Many people think that changing gun laws will stop tragedies like this from happening, and that is the farthest thing from the truth. I personally would not want an assault rifle, but there are people who use them for recreation, and to protect their families, and I would never condone stepping on people’s second amendment right. If the government restricts guns, that is not going to matter. School shooters aren’t your average, everyday, law-abiding citizen. They are despicable criminals, set on killing. These people are not going to follow any rules that we put in place. They will just find a new way of going about it. If someone wants people dead, there are countless ways of going about it, like cutting open a gas line, or making a pipe bomb. As long as there are people, there will be people who kill people. That is part of human nature. Am I saying that I would ever think that killing another living, breathing person is okay? No. But, I am saying that you can’t blame an object on a decision made by a person.

A third reason that I disagree with the protest is that nothing was accomplished. Especially at Belfast. Because really, what did 17 minutes of standing still in the freezing cold really do? It honestly didn’t really do anything. I love the fact that in America, you can stand for whatever you believe in, like what I am doing now, and what they did then. But, I feel that if those students really believe there is a problem, that there are courses of action that would be far more helpful. They could have spent 17 minutes writing to state or federal law makers, they could write papers about how they feel, they could try to get support for the cause from their classmates.

The fourth reason that I disagree with the actions of those students is that, they were preaching to the wrong crowd.

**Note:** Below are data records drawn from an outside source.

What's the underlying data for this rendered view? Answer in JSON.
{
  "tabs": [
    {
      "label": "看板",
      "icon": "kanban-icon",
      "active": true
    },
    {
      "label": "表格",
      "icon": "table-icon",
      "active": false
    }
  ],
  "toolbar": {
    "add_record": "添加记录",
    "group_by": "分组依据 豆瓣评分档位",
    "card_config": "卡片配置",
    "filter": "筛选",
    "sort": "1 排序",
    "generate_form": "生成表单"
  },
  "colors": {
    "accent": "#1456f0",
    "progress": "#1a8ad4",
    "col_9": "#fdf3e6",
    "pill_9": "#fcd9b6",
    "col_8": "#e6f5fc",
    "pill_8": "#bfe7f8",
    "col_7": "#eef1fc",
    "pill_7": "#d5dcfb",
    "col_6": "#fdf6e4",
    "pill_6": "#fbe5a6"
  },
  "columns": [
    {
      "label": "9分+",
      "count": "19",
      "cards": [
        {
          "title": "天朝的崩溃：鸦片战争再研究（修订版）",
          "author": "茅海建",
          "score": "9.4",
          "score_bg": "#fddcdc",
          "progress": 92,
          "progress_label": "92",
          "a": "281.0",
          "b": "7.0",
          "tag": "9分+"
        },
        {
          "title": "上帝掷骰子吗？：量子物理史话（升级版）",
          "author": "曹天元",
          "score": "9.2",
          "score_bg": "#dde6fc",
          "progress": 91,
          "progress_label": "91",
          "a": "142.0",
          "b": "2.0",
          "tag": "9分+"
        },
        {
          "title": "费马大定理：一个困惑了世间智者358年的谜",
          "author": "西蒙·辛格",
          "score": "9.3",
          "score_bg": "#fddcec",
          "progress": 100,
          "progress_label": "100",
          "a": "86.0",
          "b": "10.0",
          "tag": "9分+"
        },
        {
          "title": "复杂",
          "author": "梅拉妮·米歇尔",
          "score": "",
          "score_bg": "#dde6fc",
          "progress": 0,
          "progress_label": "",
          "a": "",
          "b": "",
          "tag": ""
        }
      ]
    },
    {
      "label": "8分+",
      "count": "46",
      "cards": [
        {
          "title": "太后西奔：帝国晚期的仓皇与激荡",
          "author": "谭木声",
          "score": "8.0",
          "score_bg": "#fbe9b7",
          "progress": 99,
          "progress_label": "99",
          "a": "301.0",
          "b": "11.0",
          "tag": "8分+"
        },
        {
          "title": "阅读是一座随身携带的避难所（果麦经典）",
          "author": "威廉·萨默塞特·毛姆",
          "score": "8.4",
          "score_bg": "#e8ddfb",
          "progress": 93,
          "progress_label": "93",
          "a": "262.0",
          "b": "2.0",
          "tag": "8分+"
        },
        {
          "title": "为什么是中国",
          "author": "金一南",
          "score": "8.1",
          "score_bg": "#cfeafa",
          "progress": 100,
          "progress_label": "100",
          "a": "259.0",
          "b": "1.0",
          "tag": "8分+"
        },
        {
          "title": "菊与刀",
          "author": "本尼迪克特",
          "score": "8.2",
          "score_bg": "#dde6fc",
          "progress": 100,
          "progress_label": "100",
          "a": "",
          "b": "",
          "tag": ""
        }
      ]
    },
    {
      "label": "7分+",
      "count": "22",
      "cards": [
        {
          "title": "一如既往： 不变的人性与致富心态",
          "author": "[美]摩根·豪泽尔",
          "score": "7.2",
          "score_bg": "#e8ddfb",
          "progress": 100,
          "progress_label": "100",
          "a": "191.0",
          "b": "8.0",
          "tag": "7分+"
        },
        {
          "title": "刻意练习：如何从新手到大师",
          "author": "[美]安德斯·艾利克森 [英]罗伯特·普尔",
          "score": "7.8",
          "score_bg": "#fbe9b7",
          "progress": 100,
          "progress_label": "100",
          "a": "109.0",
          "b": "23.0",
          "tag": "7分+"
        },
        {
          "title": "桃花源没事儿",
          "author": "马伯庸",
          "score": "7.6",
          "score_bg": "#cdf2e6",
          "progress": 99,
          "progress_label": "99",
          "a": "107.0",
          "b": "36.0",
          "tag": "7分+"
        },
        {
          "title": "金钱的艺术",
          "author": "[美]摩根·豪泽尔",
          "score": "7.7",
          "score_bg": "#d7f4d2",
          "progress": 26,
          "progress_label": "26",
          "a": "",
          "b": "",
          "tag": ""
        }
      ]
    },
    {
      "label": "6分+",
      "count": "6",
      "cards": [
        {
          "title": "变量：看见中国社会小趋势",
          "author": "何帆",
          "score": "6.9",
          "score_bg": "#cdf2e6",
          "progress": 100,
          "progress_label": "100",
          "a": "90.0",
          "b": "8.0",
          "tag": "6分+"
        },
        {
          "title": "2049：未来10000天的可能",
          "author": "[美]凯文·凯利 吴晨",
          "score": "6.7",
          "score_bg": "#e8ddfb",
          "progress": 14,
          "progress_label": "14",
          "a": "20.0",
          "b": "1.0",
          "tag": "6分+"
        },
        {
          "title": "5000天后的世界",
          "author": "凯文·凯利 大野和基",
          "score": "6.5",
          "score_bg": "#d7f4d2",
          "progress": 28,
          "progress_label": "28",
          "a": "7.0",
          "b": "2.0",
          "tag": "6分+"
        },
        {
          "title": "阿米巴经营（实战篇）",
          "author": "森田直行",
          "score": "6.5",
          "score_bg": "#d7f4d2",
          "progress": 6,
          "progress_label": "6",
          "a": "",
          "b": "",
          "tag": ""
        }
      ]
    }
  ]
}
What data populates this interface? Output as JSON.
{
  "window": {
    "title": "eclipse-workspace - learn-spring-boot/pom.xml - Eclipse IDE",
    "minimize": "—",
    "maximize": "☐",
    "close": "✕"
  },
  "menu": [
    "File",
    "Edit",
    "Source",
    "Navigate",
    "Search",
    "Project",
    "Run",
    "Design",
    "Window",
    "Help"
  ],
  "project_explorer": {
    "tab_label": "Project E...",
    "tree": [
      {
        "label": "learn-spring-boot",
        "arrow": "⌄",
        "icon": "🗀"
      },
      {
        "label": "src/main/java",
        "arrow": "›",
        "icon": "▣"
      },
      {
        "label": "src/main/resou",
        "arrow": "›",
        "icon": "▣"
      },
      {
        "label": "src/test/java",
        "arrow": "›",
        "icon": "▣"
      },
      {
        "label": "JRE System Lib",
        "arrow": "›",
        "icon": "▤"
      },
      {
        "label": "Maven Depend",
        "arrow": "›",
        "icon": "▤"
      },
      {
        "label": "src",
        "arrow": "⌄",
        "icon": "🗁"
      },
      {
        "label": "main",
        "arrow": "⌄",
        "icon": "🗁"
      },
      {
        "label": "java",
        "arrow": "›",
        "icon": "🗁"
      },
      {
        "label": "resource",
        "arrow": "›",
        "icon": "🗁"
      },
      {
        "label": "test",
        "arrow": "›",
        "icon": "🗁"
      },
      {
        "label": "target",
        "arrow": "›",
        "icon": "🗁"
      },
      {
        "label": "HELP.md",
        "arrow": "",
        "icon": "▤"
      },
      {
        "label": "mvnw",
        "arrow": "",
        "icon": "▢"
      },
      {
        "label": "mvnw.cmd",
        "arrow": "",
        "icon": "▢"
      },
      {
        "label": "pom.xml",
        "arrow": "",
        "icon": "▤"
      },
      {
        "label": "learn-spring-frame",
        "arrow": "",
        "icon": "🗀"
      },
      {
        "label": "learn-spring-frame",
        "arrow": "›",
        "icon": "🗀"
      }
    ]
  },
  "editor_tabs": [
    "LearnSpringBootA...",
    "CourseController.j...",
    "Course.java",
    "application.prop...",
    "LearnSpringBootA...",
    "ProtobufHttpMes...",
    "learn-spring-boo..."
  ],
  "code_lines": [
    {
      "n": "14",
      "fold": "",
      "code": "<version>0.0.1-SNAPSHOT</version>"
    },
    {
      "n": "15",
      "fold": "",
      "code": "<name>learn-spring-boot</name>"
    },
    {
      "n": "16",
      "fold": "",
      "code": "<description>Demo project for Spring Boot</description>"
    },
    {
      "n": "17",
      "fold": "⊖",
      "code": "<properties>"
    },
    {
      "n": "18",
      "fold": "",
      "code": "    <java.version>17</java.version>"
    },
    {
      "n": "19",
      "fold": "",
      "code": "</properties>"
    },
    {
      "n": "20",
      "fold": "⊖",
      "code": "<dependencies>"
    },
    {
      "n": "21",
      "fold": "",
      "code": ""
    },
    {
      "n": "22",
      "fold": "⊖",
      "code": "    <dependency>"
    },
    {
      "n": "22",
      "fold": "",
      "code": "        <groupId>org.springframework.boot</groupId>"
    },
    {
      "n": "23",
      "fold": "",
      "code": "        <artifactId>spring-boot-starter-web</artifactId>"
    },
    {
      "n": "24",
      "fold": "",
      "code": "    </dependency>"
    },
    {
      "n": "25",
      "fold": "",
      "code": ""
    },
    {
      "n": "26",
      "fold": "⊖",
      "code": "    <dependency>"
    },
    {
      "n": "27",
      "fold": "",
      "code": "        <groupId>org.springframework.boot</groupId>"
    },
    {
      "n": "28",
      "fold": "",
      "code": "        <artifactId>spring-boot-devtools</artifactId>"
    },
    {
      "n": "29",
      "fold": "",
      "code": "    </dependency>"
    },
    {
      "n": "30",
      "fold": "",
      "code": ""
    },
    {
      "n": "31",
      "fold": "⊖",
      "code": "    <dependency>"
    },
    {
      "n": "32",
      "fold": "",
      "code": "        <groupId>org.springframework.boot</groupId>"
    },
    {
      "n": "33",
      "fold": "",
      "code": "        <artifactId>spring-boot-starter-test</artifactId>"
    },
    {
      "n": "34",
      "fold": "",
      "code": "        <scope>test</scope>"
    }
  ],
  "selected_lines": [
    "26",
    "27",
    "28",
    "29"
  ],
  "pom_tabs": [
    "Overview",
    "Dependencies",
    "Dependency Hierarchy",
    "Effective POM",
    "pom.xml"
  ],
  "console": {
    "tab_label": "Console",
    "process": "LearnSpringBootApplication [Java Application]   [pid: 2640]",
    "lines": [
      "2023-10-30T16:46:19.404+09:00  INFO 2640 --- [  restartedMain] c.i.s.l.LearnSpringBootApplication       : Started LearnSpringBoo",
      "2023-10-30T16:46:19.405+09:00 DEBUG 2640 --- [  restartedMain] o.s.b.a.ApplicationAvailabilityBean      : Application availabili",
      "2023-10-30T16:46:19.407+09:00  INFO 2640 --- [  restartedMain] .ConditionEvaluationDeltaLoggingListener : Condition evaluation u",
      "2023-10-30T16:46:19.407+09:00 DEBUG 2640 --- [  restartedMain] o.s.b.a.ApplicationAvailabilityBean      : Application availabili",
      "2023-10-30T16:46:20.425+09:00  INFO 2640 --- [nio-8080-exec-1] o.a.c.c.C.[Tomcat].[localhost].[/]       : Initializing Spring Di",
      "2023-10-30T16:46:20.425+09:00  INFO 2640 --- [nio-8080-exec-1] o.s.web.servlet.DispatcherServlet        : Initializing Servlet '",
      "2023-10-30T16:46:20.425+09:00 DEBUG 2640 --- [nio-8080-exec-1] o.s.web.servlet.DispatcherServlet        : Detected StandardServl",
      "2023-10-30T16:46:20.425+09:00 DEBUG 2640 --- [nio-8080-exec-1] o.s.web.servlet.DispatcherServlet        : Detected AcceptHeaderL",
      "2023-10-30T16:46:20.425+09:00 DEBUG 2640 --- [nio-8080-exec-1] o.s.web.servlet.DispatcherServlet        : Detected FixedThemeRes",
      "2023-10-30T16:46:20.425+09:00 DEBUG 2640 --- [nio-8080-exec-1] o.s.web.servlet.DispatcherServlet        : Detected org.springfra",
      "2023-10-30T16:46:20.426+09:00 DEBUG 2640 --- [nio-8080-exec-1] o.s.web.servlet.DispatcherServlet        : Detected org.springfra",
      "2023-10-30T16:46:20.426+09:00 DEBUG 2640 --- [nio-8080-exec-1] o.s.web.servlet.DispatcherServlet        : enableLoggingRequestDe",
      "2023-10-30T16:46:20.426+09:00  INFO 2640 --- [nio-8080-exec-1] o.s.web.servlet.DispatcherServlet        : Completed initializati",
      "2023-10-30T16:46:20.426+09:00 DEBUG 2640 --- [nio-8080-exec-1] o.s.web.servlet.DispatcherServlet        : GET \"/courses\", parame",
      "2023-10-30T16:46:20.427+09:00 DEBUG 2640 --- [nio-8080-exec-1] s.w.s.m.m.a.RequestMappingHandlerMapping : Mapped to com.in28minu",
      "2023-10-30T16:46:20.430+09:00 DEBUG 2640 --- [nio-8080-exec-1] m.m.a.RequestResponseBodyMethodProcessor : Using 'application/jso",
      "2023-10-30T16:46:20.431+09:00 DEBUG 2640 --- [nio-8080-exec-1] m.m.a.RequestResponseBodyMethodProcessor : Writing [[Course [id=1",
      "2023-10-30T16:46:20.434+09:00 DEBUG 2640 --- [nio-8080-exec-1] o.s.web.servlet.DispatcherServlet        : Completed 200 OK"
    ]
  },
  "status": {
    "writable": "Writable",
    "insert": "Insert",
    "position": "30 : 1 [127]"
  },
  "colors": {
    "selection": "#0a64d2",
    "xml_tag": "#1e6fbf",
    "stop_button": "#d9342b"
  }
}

The administration is already taking massive steps and planning some huge changes for our school. So, protesting out here, where we are making changes, doesn’t really have much effect or resonance.

We live in a society where only one side of every argument is reported on, and all the other side ever gets is belittlement. We draw our lines straight down the middle, and anyone who isn’t on the same side of the line as you is automatically ignorant and wrong, both conservatives and liberals do this. We need to stop doing this. We need to stop blindly following political parties and the propaganda that both sides spew. Let’s make up our own minds. Do research that goes farther than the confines of click-bait articles and 9 ‘o’clock news. Not to say that the three who did this didn’t do research (they very well may have, I’m not certain.)  What I have written is very thought out and I stand fully behind this. So, whether or not you agree with this piece is entirely up to you. Just make sure that you do your homework before you make that decision, whatever that decision may be.